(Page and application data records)
################

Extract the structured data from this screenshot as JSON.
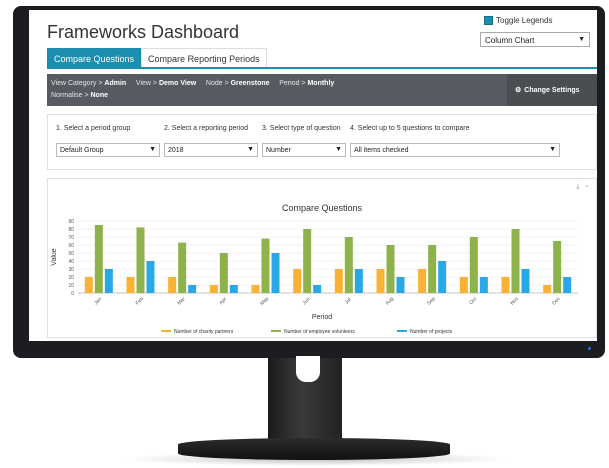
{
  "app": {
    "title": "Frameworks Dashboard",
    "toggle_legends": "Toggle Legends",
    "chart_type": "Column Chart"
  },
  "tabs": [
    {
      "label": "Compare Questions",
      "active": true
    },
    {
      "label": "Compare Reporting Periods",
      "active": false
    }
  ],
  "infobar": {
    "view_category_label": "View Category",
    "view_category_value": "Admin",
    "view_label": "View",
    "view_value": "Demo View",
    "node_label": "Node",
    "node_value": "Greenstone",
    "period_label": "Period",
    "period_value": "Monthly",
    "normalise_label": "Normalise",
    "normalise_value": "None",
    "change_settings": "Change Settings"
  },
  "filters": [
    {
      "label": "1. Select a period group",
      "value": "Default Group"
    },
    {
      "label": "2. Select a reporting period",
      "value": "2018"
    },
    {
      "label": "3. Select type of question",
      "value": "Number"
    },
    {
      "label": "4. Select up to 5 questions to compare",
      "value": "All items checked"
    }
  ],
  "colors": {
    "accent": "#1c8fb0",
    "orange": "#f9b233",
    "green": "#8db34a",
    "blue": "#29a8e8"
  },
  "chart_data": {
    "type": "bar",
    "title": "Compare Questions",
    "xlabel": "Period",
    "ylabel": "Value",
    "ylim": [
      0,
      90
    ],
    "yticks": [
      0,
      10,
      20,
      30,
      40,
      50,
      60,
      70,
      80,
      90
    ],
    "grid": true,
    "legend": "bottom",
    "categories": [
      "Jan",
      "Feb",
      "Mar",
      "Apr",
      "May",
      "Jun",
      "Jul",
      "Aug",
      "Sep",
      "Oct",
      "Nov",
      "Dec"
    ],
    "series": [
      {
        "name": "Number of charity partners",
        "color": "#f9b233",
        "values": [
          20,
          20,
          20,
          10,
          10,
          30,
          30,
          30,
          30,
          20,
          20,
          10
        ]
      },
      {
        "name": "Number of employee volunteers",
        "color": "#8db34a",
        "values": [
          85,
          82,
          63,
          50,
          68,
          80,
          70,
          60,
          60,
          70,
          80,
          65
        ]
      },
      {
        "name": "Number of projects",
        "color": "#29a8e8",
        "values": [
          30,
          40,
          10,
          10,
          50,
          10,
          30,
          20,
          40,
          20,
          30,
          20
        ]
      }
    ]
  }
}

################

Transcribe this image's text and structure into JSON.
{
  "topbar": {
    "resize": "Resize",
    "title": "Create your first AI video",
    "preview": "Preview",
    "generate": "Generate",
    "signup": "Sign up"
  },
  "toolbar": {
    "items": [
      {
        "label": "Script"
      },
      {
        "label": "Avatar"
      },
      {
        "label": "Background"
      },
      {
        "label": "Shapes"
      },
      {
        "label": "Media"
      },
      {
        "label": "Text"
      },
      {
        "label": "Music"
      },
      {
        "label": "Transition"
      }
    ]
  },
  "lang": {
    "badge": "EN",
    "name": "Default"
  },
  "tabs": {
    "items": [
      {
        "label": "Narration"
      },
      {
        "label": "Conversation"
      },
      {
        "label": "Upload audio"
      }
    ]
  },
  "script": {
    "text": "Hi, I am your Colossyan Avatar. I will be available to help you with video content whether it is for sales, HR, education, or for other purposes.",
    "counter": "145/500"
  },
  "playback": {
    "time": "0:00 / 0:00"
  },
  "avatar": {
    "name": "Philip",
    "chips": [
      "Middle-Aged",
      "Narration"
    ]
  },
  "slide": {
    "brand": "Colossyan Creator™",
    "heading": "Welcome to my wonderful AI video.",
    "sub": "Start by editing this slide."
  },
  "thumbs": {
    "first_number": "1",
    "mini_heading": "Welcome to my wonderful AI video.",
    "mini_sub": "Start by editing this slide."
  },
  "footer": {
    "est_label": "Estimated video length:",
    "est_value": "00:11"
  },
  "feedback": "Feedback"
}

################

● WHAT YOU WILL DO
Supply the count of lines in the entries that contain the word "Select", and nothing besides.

● RESULT OF THIS EXERCISE
4